## What is being asked
Pull each line with the string "icon" from the entries.

## Extracted information
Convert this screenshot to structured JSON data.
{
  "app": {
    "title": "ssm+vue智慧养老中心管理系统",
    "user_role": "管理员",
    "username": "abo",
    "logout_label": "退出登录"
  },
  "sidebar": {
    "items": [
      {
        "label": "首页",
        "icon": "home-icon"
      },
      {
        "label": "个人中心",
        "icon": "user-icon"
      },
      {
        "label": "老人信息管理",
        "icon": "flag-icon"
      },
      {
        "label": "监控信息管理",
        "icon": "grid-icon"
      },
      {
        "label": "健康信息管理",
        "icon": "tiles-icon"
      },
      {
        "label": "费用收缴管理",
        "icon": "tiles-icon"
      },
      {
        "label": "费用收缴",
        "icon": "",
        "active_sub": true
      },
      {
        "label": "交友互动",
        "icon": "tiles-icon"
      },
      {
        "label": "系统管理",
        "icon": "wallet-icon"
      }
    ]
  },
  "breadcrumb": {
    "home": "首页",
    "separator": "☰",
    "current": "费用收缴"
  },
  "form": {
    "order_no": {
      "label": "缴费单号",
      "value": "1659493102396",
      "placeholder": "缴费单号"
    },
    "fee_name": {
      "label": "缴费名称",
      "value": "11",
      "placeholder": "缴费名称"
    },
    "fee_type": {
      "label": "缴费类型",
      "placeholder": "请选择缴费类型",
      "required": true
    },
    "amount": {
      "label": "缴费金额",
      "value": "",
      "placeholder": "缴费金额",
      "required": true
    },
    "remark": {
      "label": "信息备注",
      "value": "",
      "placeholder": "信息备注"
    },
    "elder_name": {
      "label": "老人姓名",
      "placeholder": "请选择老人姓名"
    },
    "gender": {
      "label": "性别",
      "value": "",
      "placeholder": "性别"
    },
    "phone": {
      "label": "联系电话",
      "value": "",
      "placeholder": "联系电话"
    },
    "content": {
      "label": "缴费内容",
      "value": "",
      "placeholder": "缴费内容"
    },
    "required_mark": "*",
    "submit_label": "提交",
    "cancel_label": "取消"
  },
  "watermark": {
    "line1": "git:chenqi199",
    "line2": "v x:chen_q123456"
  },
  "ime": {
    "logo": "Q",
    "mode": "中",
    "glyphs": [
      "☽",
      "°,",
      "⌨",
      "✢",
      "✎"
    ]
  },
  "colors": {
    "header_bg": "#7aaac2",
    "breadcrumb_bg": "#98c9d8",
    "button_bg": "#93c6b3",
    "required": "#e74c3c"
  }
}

## Result of the exercise
        "icon": "home-icon"
        "icon": "user-icon"
        "icon": "flag-icon"
        "icon": "grid-icon"
        "icon": "tiles-icon"
        "icon": "tiles-icon"
        "icon": "",
        "icon": "tiles-icon"
        "icon": "wallet-icon"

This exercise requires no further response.